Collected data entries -
*** Block opens ***

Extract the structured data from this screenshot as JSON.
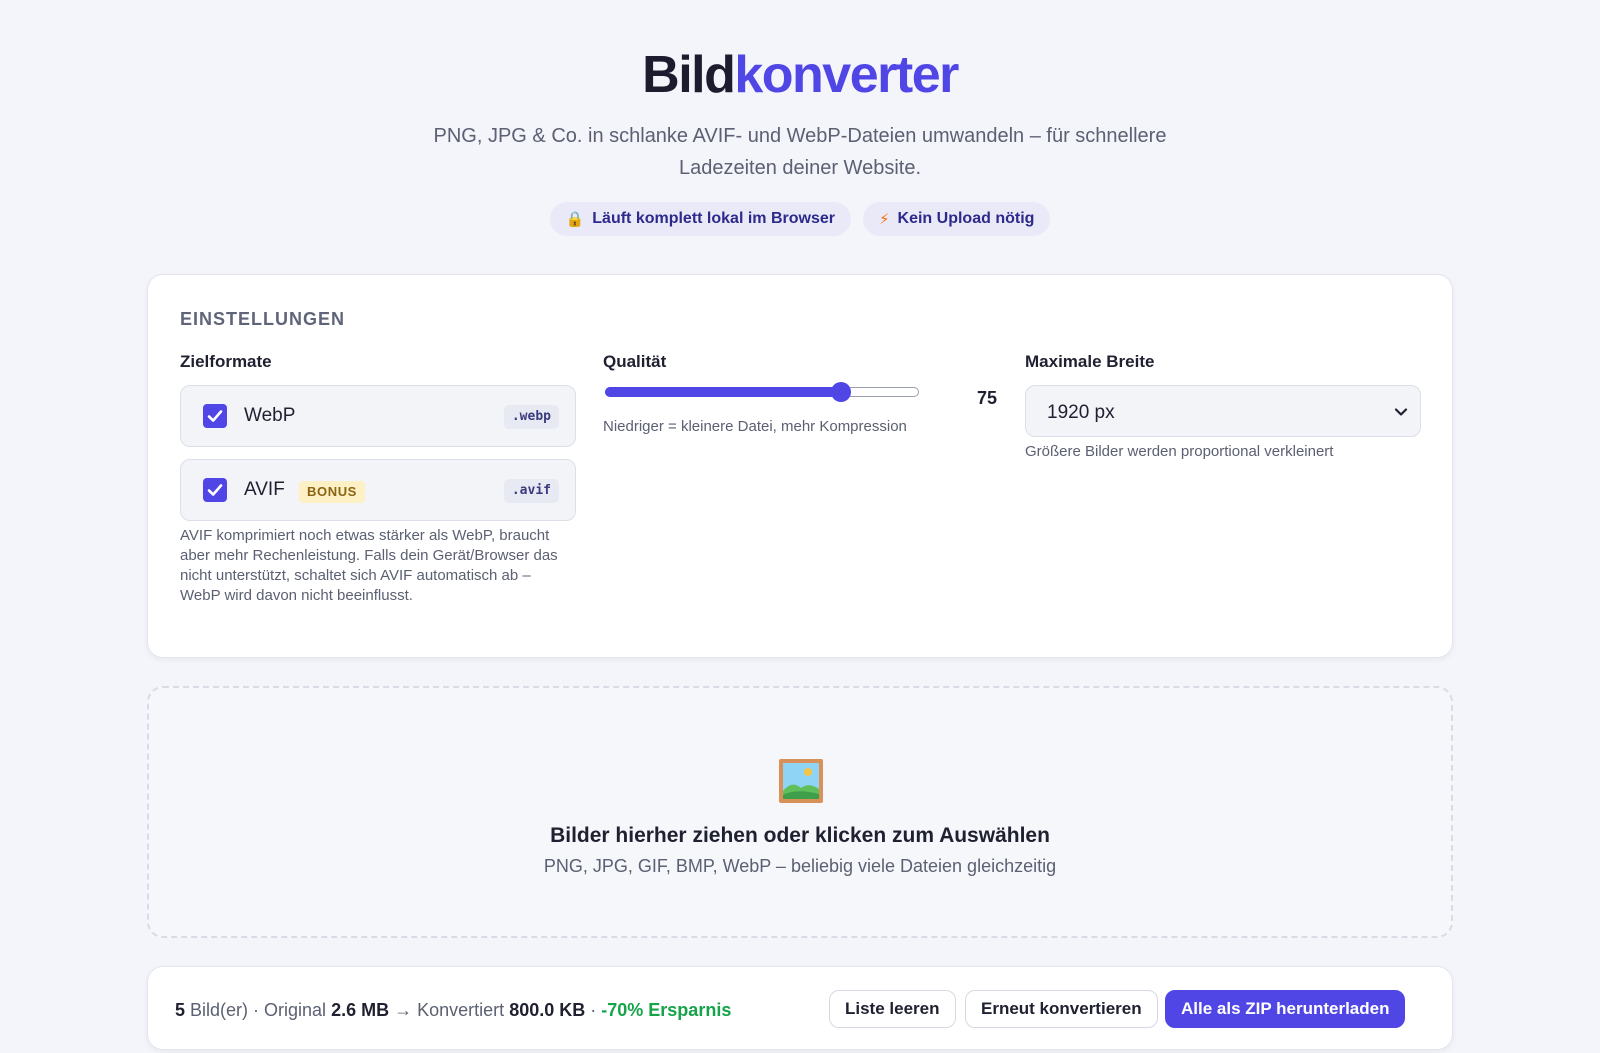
{
  "header": {
    "title_part1": "Bild",
    "title_part2": "konverter",
    "subtitle": "PNG, JPG & Co. in schlanke AVIF- und WebP-Dateien umwandeln – für schnellere Ladezeiten deiner Website.",
    "pills": [
      {
        "icon": "lock-icon",
        "glyph": "🔒",
        "label": "Läuft komplett lokal im Browser"
      },
      {
        "icon": "lightning-icon",
        "glyph": "⚡",
        "label": "Kein Upload nötig"
      }
    ]
  },
  "settings": {
    "section_title": "EINSTELLUNGEN",
    "formats": {
      "label": "Zielformate",
      "webp": {
        "name": "WebP",
        "ext": ".webp",
        "checked": true
      },
      "avif": {
        "name": "AVIF",
        "badge": "BONUS",
        "ext": ".avif",
        "checked": true
      },
      "note": "AVIF komprimiert noch etwas stärker als WebP, braucht aber mehr Rechenleistung. Falls dein Gerät/Browser das nicht unterstützt, schaltet sich AVIF automatisch ab – WebP wird davon nicht beeinflusst."
    },
    "quality": {
      "label": "Qualität",
      "value": "75",
      "min": 0,
      "max": 100,
      "hint": "Niedriger = kleinere Datei, mehr Kompression"
    },
    "max_width": {
      "label": "Maximale Breite",
      "selected": "1920 px",
      "hint": "Größere Bilder werden proportional verkleinert"
    }
  },
  "dropzone": {
    "icon": "image-icon",
    "title": "Bilder hierher ziehen oder klicken zum Auswählen",
    "subtitle": "PNG, JPG, GIF, BMP, WebP – beliebig viele Dateien gleichzeitig"
  },
  "summary": {
    "count": "5",
    "count_suffix": "Bild(er) · Original",
    "original_size": "2.6 MB",
    "arrow_text": "→ Konvertiert",
    "converted_size": "800.0 KB",
    "separator": "·",
    "saving": "-70% Ersparnis"
  },
  "actions": {
    "clear": "Liste leeren",
    "reconvert": "Erneut konvertieren",
    "download_zip": "Alle als ZIP herunterladen"
  },
  "colors": {
    "accent": "#4f46e5",
    "success": "#16a34a",
    "background": "#f4f5fa"
  }
}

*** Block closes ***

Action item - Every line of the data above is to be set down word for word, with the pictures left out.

Written answer -
Extract the structured data from this screenshot as JSON.
{
  "header": {
    "title_part1": "Bild",
    "title_part2": "konverter",
    "subtitle": "PNG, JPG & Co. in schlanke AVIF- und WebP-Dateien umwandeln – für schnellere Ladezeiten deiner Website.",
    "pills": [
      {
        "icon": "lock-icon",
        "glyph": "🔒",
        "label": "Läuft komplett lokal im Browser"
      },
      {
        "icon": "lightning-icon",
        "glyph": "⚡",
        "label": "Kein Upload nötig"
      }
    ]
  },
  "settings": {
    "section_title": "EINSTELLUNGEN",
    "formats": {
      "label": "Zielformate",
      "webp": {
        "name": "WebP",
        "ext": ".webp",
        "checked": true
      },
      "avif": {
        "name": "AVIF",
        "badge": "BONUS",
        "ext": ".avif",
        "checked": true
      },
      "note": "AVIF komprimiert noch etwas stärker als WebP, braucht aber mehr Rechenleistung. Falls dein Gerät/Browser das nicht unterstützt, schaltet sich AVIF automatisch ab – WebP wird davon nicht beeinflusst."
    },
    "quality": {
      "label": "Qualität",
      "value": "75",
      "min": 0,
      "max": 100,
      "hint": "Niedriger = kleinere Datei, mehr Kompression"
    },
    "max_width": {
      "label": "Maximale Breite",
      "selected": "1920 px",
      "hint": "Größere Bilder werden proportional verkleinert"
    }
  },
  "dropzone": {
    "icon": "image-icon",
    "title": "Bilder hierher ziehen oder klicken zum Auswählen",
    "subtitle": "PNG, JPG, GIF, BMP, WebP – beliebig viele Dateien gleichzeitig"
  },
  "summary": {
    "count": "5",
    "count_suffix": "Bild(er) · Original",
    "original_size": "2.6 MB",
    "arrow_text": "→ Konvertiert",
    "converted_size": "800.0 KB",
    "separator": "·",
    "saving": "-70% Ersparnis"
  },
  "actions": {
    "clear": "Liste leeren",
    "reconvert": "Erneut konvertieren",
    "download_zip": "Alle als ZIP herunterladen"
  },
  "colors": {
    "accent": "#4f46e5",
    "success": "#16a34a",
    "background": "#f4f5fa"
  }
}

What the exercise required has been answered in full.